[[ Supplied records, beginning ]]

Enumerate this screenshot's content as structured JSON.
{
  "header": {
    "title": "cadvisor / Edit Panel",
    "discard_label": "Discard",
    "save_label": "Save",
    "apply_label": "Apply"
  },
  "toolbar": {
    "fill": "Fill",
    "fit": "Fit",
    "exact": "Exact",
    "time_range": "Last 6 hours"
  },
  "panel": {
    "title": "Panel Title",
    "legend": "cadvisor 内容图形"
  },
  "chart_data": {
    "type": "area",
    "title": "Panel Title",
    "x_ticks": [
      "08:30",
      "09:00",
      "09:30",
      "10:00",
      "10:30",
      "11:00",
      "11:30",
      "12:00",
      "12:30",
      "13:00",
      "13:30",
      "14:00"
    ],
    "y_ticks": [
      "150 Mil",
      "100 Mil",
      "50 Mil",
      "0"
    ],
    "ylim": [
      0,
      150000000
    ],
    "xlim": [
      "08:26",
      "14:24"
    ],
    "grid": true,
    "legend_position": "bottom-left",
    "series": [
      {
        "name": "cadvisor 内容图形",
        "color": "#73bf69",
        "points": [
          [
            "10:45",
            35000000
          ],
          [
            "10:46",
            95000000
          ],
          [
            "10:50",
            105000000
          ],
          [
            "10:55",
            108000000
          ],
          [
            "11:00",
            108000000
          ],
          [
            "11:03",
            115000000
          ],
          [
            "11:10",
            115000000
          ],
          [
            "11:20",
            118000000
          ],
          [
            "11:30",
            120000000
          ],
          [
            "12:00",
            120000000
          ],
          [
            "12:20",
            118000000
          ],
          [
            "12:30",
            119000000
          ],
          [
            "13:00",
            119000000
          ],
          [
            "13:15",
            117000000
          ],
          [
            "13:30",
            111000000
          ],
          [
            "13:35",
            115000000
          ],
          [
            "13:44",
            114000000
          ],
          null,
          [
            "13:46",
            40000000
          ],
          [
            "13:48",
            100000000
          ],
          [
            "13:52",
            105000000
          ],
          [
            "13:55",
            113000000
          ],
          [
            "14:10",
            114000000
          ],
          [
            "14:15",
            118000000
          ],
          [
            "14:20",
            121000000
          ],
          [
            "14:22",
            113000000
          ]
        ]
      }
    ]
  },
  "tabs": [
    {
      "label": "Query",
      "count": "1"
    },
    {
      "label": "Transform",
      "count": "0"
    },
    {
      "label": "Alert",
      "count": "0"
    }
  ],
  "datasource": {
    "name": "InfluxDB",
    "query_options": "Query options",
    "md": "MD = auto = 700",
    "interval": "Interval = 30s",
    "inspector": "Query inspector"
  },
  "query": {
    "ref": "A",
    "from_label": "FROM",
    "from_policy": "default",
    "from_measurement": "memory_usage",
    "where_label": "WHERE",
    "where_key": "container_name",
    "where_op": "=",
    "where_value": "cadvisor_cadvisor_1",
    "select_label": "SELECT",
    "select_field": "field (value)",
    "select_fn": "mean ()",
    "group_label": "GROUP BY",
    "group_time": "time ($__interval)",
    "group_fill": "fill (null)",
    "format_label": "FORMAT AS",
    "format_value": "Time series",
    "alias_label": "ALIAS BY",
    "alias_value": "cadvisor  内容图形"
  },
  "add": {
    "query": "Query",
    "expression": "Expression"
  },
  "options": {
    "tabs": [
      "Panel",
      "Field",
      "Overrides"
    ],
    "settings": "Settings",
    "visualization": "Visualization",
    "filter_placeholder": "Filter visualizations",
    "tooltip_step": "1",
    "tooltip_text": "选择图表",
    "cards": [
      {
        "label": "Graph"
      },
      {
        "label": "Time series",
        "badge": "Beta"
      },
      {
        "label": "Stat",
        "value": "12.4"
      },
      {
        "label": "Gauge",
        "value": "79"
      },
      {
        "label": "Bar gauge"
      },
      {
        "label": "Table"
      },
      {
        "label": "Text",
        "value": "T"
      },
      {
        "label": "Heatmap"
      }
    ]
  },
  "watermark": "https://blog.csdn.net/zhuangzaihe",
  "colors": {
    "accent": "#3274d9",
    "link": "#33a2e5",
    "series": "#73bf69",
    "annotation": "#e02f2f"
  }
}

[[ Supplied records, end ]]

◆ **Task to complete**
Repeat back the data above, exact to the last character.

◆ **Result of this exercise**
Enumerate this screenshot's content as structured JSON.
{
  "header": {
    "title": "cadvisor / Edit Panel",
    "discard_label": "Discard",
    "save_label": "Save",
    "apply_label": "Apply"
  },
  "toolbar": {
    "fill": "Fill",
    "fit": "Fit",
    "exact": "Exact",
    "time_range": "Last 6 hours"
  },
  "panel": {
    "title": "Panel Title",
    "legend": "cadvisor 内容图形"
  },
  "chart_data": {
    "type": "area",
    "title": "Panel Title",
    "x_ticks": [
      "08:30",
      "09:00",
      "09:30",
      "10:00",
      "10:30",
      "11:00",
      "11:30",
      "12:00",
      "12:30",
      "13:00",
      "13:30",
      "14:00"
    ],
    "y_ticks": [
      "150 Mil",
      "100 Mil",
      "50 Mil",
      "0"
    ],
    "ylim": [
      0,
      150000000
    ],
    "xlim": [
      "08:26",
      "14:24"
    ],
    "grid": true,
    "legend_position": "bottom-left",
    "series": [
      {
        "name": "cadvisor 内容图形",
        "color": "#73bf69",
        "points": [
          [
            "10:45",
            35000000
          ],
          [
            "10:46",
            95000000
          ],
          [
            "10:50",
            105000000
          ],
          [
            "10:55",
            108000000
          ],
          [
            "11:00",
            108000000
          ],
          [
            "11:03",
            115000000
          ],
          [
            "11:10",
            115000000
          ],
          [
            "11:20",
            118000000
          ],
          [
            "11:30",
            120000000
          ],
          [
            "12:00",
            120000000
          ],
          [
            "12:20",
            118000000
          ],
          [
            "12:30",
            119000000
          ],
          [
            "13:00",
            119000000
          ],
          [
            "13:15",
            117000000
          ],
          [
            "13:30",
            111000000
          ],
          [
            "13:35",
            115000000
          ],
          [
            "13:44",
            114000000
          ],
          null,
          [
            "13:46",
            40000000
          ],
          [
            "13:48",
            100000000
          ],
          [
            "13:52",
            105000000
          ],
          [
            "13:55",
            113000000
          ],
          [
            "14:10",
            114000000
          ],
          [
            "14:15",
            118000000
          ],
          [
            "14:20",
            121000000
          ],
          [
            "14:22",
            113000000
          ]
        ]
      }
    ]
  },
  "tabs": [
    {
      "label": "Query",
      "count": "1"
    },
    {
      "label": "Transform",
      "count": "0"
    },
    {
      "label": "Alert",
      "count": "0"
    }
  ],
  "datasource": {
    "name": "InfluxDB",
    "query_options": "Query options",
    "md": "MD = auto = 700",
    "interval": "Interval = 30s",
    "inspector": "Query inspector"
  },
  "query": {
    "ref": "A",
    "from_label": "FROM",
    "from_policy": "default",
    "from_measurement": "memory_usage",
    "where_label": "WHERE",
    "where_key": "container_name",
    "where_op": "=",
    "where_value": "cadvisor_cadvisor_1",
    "select_label": "SELECT",
    "select_field": "field (value)",
    "select_fn": "mean ()",
    "group_label": "GROUP BY",
    "group_time": "time ($__interval)",
    "group_fill": "fill (null)",
    "format_label": "FORMAT AS",
    "format_value": "Time series",
    "alias_label": "ALIAS BY",
    "alias_value": "cadvisor  内容图形"
  },
  "add": {
    "query": "Query",
    "expression": "Expression"
  },
  "options": {
    "tabs": [
      "Panel",
      "Field",
      "Overrides"
    ],
    "settings": "Settings",
    "visualization": "Visualization",
    "filter_placeholder": "Filter visualizations",
    "tooltip_step": "1",
    "tooltip_text": "选择图表",
    "cards": [
      {
        "label": "Graph"
      },
      {
        "label": "Time series",
        "badge": "Beta"
      },
      {
        "label": "Stat",
        "value": "12.4"
      },
      {
        "label": "Gauge",
        "value": "79"
      },
      {
        "label": "Bar gauge"
      },
      {
        "label": "Table"
      },
      {
        "label": "Text",
        "value": "T"
      },
      {
        "label": "Heatmap"
      }
    ]
  },
  "watermark": "https://blog.csdn.net/zhuangzaihe",
  "colors": {
    "accent": "#3274d9",
    "link": "#33a2e5",
    "series": "#73bf69",
    "annotation": "#e02f2f"
  }
}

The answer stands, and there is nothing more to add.